Problem to work on
Return the listing beneath precisely, with every line intact.

┏━━

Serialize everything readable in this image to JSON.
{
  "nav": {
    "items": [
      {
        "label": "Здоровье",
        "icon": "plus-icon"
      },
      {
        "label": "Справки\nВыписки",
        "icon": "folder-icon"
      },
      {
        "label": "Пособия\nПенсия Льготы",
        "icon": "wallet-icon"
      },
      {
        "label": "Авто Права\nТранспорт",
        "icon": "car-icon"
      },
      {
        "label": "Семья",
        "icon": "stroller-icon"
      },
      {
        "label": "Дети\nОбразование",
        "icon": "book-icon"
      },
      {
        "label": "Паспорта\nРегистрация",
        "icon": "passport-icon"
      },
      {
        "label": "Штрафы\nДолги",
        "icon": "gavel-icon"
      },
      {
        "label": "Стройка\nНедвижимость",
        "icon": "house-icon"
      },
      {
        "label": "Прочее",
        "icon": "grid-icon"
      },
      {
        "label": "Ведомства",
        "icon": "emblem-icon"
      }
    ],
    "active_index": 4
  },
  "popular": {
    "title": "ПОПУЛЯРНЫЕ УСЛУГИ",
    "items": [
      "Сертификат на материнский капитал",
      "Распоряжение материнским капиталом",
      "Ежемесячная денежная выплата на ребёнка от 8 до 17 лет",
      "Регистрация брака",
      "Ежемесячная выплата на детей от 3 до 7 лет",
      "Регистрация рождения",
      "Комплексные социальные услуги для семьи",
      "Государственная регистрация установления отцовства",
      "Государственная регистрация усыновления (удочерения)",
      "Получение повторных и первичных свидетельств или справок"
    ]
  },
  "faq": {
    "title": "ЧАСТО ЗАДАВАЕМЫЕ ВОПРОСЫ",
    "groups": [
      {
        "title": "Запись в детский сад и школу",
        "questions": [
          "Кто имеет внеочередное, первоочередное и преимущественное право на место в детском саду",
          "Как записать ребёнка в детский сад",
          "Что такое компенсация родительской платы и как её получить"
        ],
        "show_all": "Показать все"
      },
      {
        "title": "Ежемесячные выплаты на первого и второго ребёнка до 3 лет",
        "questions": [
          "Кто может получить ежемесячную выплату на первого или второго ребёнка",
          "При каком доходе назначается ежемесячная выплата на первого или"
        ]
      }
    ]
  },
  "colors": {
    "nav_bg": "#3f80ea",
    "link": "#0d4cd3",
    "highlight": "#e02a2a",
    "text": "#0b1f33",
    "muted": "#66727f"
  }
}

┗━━

Completed task
Serialize everything readable in this image to JSON.
{
  "nav": {
    "items": [
      {
        "label": "Здоровье",
        "icon": "plus-icon"
      },
      {
        "label": "Справки\nВыписки",
        "icon": "folder-icon"
      },
      {
        "label": "Пособия\nПенсия Льготы",
        "icon": "wallet-icon"
      },
      {
        "label": "Авто Права\nТранспорт",
        "icon": "car-icon"
      },
      {
        "label": "Семья",
        "icon": "stroller-icon"
      },
      {
        "label": "Дети\nОбразование",
        "icon": "book-icon"
      },
      {
        "label": "Паспорта\nРегистрация",
        "icon": "passport-icon"
      },
      {
        "label": "Штрафы\nДолги",
        "icon": "gavel-icon"
      },
      {
        "label": "Стройка\nНедвижимость",
        "icon": "house-icon"
      },
      {
        "label": "Прочее",
        "icon": "grid-icon"
      },
      {
        "label": "Ведомства",
        "icon": "emblem-icon"
      }
    ],
    "active_index": 4
  },
  "popular": {
    "title": "ПОПУЛЯРНЫЕ УСЛУГИ",
    "items": [
      "Сертификат на материнский капитал",
      "Распоряжение материнским капиталом",
      "Ежемесячная денежная выплата на ребёнка от 8 до 17 лет",
      "Регистрация брака",
      "Ежемесячная выплата на детей от 3 до 7 лет",
      "Регистрация рождения",
      "Комплексные социальные услуги для семьи",
      "Государственная регистрация установления отцовства",
      "Государственная регистрация усыновления (удочерения)",
      "Получение повторных и первичных свидетельств или справок"
    ]
  },
  "faq": {
    "title": "ЧАСТО ЗАДАВАЕМЫЕ ВОПРОСЫ",
    "groups": [
      {
        "title": "Запись в детский сад и школу",
        "questions": [
          "Кто имеет внеочередное, первоочередное и преимущественное право на место в детском саду",
          "Как записать ребёнка в детский сад",
          "Что такое компенсация родительской платы и как её получить"
        ],
        "show_all": "Показать все"
      },
      {
        "title": "Ежемесячные выплаты на первого и второго ребёнка до 3 лет",
        "questions": [
          "Кто может получить ежемесячную выплату на первого или второго ребёнка",
          "При каком доходе назначается ежемесячная выплата на первого или"
        ]
      }
    ]
  },
  "colors": {
    "nav_bg": "#3f80ea",
    "link": "#0d4cd3",
    "highlight": "#e02a2a",
    "text": "#0b1f33",
    "muted": "#66727f"
  }
}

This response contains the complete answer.